The separation of equipping and improving your characters is a mixed change, for me. It certainly adds a little more immersion, but the new system is much less streamlined than it was previously. The training mechanic is best described as ‘faffy.' I'm not sure why they spent time making the parts outside of the actual gameplay slower and more time consuming.

Thankfully what has greatly improved is the performance. Strike Force Kitty 2 does not become laggy the longer you play it, and the control responsiveness benefits greatly as a result.

Final Thoughts

It's hard to give Strike Force Kitty 2 a better summary than its predecessor. While some areas have certainly improved and a lot of effort has gone into adding new mechanics, there are some fundamental issues that haven't been addressed, most notably the several ways that the game hinders and slows down the player. For me, in a game based on grind and 100 percent completion, that's a no-no.

What's also frustrating is that the new mechanics aren't tremendously well explained. They are intuitive for the most part, but the developers are leaving this to chance - something that's intuitive for one person is often unclear to another.

They focused on adding more content in the right areas and working in even more pop culture references, which was the right decision. It was clearly the best aspect of the first game, and they've made it the best aspect of the second game, too.

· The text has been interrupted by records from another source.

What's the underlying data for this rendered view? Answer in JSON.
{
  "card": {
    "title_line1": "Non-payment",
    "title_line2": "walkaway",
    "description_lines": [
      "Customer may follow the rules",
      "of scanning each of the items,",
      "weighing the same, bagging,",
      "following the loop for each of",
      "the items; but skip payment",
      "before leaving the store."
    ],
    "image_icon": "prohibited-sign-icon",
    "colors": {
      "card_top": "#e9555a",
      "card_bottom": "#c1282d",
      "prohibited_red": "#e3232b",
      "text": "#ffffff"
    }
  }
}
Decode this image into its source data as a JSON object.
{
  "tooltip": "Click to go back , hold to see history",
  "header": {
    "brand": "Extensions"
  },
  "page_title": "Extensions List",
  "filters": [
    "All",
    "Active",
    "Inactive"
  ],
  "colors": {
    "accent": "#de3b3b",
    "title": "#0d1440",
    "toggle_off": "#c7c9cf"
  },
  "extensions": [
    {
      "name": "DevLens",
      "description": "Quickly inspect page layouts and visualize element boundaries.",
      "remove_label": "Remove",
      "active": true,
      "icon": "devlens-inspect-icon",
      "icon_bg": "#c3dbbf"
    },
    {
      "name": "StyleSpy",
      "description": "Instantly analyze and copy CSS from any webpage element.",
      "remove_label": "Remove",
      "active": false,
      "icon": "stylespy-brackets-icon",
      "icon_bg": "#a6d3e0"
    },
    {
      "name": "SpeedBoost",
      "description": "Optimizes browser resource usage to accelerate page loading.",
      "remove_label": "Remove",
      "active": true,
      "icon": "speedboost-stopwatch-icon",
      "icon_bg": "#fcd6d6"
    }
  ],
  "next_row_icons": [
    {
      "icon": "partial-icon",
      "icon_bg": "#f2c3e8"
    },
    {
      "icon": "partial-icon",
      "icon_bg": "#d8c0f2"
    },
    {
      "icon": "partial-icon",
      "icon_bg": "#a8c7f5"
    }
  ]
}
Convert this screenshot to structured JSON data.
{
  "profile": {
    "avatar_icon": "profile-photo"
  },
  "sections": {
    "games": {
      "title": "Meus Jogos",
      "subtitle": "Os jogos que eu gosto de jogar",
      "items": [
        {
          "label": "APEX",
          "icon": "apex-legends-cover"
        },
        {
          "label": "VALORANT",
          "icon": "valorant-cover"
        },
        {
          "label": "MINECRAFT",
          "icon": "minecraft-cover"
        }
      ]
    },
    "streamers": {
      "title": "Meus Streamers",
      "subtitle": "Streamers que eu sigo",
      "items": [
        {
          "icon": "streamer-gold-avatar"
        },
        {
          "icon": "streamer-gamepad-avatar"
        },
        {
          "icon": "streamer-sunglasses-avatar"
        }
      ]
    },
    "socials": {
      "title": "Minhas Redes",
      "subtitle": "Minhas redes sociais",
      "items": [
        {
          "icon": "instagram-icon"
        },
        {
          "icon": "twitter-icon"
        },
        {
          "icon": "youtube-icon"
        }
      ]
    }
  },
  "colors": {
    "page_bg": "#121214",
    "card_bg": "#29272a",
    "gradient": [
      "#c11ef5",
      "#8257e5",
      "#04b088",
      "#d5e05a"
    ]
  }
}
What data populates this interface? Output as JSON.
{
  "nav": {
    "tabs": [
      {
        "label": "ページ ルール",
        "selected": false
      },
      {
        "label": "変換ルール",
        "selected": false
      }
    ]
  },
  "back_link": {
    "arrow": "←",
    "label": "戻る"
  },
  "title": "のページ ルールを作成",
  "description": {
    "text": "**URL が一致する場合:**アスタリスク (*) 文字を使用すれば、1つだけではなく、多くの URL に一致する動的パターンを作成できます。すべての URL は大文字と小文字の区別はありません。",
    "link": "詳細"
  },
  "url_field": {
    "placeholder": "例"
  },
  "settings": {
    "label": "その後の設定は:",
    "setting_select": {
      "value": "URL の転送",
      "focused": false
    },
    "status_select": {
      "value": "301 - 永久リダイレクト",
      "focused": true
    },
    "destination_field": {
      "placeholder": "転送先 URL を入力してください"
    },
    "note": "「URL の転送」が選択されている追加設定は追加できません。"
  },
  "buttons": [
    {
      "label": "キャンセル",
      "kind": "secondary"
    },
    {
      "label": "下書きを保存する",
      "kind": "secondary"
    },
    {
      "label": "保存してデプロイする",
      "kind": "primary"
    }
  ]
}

Strike Force Kitty is also free and it promises over 10 hours of gameplay to unlock everything, so if it sounds like your kind of thing, check it out. It's far from a catastrophe.